Mud runners lace up for 5K Ho-Chunk Hustle at House of Wellness

By Tim Wohlers

The House of Wellness held the third annual Ho-Chunk Hustle at its outdoor course in Baraboo last month, to promote physical activity among the many members of its community. 

“We’re encouraging people to be active,” said the facility’s fitness supervisor Lance Tallmadge.  “It’s one of our ways, in trying to come up with events that’ll attract more of our tribal members, to encourage them to be active and live a healthy lifestyle.” 

The competition took place on Aug. 27, and was open to the public.  Though anyone could participate in the event, coordinators chose to name it after the Nation so that it’d attract more of its members. 

“The main goal is to get our tribal members moving,” said Fitness Specialist Paul Roberts.  “Diabetes and obesity are tearing our people apart, and I think the majority of that comes from being inactive.” 

The race was free for Ho-Chunk tribal members, and cost only $25 for members of other tribes.  The remaining competitors paid an entrance fee of $35.  To take part in the competition, runners had to be at least 16 years old or have a waiver signed by their parents. 

“If they’re fully capable of participating,” Roberts said, “then we let them.” 

The three-mile course consisted of 17 obstacles that ranged from a series of mud pits participants had to crawl through to an eight-foot, wooden wall they needed to climb.  New to the course this year were an obstacle or two specifically designed to level the playing field. 

“We tried to incorporate a couple things that would slow some of the faster competitors down,” Tallmadge said, “like the log carry.  That was placed at a point where we felt it would slow those fast guys down and burn their legs out a little bit…about a third of the way into the race.” 

The log for the men weighed 30 to 40 pounds, while the women’s weighed 15 to 25 pounds.  Upon reaching it, racers had to pick up the piece of wood and carry it on their shoulders for a set distance. 

“Carrying that on your shoulders while running is pretty taxing on your body,” Roberts said.  “So your body has to be ready for that.” 

Another new obstacle was what many call a spider web, which consists of several ropes tied together in such fashion that it forms a wall.  The trainers thought the obstacle was a good way to make for a closer race. 
“The feedback from years past was that the lead guys were too far out in front of everybody,” Tallmadge said.  “So we tried to come up with things to slow them down.  Their strength was running, so we made them do some strength activities.” 

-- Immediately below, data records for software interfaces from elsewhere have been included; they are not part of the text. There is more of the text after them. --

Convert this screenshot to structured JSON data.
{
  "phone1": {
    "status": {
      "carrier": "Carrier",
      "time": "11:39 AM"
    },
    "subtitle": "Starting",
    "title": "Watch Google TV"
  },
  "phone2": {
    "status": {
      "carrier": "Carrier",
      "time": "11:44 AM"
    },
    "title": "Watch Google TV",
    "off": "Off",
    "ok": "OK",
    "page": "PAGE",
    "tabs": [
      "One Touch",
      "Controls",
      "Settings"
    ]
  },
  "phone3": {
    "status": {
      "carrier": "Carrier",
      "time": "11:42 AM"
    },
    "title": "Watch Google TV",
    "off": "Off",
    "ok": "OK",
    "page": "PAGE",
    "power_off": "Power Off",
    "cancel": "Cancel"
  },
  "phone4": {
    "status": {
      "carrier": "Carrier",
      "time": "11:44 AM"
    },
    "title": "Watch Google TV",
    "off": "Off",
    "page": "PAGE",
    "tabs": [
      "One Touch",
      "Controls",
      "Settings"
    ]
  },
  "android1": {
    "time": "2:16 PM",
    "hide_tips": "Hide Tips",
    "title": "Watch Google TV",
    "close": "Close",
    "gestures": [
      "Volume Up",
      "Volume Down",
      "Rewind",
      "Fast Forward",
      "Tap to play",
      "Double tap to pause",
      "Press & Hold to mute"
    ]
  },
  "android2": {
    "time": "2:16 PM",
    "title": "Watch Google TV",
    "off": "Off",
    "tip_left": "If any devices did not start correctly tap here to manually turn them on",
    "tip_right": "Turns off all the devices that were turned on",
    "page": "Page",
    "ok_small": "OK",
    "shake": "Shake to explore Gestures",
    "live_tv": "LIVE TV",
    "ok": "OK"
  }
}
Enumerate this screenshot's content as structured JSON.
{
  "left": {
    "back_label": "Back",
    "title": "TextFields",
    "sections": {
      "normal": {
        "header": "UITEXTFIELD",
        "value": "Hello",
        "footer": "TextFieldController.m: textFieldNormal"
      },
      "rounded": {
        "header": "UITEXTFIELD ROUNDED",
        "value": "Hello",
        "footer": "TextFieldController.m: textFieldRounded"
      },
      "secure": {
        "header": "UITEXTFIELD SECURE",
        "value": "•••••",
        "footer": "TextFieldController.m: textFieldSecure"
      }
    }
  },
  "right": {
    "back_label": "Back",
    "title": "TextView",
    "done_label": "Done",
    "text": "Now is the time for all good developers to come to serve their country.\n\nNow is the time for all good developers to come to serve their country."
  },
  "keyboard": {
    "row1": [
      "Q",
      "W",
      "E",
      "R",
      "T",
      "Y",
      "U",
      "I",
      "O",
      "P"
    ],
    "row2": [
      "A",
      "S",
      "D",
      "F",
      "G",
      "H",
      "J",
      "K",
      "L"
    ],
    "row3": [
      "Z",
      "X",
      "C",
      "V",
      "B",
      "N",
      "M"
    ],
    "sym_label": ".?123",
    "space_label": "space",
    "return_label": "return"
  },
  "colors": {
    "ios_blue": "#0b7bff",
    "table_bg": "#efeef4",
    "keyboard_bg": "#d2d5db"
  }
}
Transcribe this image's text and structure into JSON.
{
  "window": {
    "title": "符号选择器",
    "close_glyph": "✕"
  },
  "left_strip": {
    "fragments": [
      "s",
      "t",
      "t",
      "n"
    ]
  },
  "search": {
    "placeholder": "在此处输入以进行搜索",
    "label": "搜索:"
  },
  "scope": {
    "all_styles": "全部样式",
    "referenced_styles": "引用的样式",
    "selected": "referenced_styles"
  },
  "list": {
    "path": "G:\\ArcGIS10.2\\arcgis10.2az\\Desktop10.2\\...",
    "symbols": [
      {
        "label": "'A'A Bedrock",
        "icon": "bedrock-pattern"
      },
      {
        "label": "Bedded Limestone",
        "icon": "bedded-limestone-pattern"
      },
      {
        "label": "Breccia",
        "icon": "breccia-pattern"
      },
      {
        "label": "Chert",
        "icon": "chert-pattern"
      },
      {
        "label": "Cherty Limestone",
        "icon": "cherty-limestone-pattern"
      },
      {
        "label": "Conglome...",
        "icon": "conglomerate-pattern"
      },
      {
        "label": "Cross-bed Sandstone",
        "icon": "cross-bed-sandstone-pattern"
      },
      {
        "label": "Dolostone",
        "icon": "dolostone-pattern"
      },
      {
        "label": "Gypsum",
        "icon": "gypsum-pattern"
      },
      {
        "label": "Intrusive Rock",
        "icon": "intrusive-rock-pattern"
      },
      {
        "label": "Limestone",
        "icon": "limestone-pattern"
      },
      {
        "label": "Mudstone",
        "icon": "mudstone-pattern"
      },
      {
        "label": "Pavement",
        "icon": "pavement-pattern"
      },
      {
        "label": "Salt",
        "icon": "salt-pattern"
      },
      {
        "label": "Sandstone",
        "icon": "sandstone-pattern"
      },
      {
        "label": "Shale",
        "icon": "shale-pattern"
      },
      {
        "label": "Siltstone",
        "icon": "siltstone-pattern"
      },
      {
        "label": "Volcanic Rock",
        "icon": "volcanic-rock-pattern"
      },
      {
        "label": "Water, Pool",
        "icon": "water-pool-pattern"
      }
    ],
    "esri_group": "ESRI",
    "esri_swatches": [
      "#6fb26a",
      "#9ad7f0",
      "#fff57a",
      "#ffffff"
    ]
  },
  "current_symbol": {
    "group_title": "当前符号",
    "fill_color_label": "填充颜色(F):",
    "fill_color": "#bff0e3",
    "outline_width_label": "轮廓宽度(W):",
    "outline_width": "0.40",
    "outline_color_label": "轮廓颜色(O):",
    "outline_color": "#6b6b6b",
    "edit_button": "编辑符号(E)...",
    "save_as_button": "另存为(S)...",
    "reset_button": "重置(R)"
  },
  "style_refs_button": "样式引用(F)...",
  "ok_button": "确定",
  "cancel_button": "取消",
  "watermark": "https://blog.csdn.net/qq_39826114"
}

The day’s runners were divided among three different divisions:  tribal members, nontribal members, and everyone under 18 years of age.  Coming in first out of the Ho-Chunk tribal men was Jake Johnson, who won last year’s event.  First for the nontribal men was Billy Leonard, who ran the course in record time.  

“He’s fast,” Roberts said.  “He’s really fast.” 

The fastest female tribal member was Alycia Bear.  Nontribal women’s winner was Kari Heyn, whose children won the under-18 division.  Her daughter Ansley took first for under-18 females, and her son Adrian took first for the under-18 males. 

“He’s ten years old,” Roberts said.  “The guys that were spotting out there on the wall said that he didn’t even need help with that eight-foot wall, that he climbed over it himself.  He’s a wrestler, and just a tremendous athlete.” 

The winners were each awarded an embroidered jacket, in addition to the free t-shirts everyone received.  Snacks and refreshments were also made available to the competitors, before and after the race.  According to Roberts, they were provided by the Health and Wellness Division. 

“Health and Wellness has been backing up a lot of these different activities and programs,” Roberts said.  “If it wasn’t for them, we wouldn’t be able to do this.” 

After the race came tug-of-war and a tire-flipping competition.  Winners of the tug-of-war were The Barbarians – consisting of members Kevin Funmaker, Nelson Funmaker, and Gabe Falcon.  Each took home a $20-Walmart gift card. 

“Everybody was cheering these people on,” Roberts said, “encouraging each other.  And that’s why I really wanted to bring this type of event to the House of Wellness.” 

The winners of the tire-flip competition were husband-and-wife duo James and Kari Heyn, who was the top 5K finisher among nontribal women.  They too took home $20 gift cards. 

“The tire-flip event was really awesome because the community was getting behind every single contestant,” Roberts said.  “It didn’t matter who it was.  They were cheering them on.  They were rooting for each other.  It was awesome.” 

By the end of the day, 62 people had participated in either the adult or the children’s run.  Another 25 had taken part in the tire-flipping competition.  Although the number was less than previous years’, the trainers said they were still pleased with the turnout. 

“I thought it went really well,” Tallmadge said.  “The turnout was decent.  And I was glad to see more kids this year.” 

He said that the date of next year’s event could be announced as soon as February.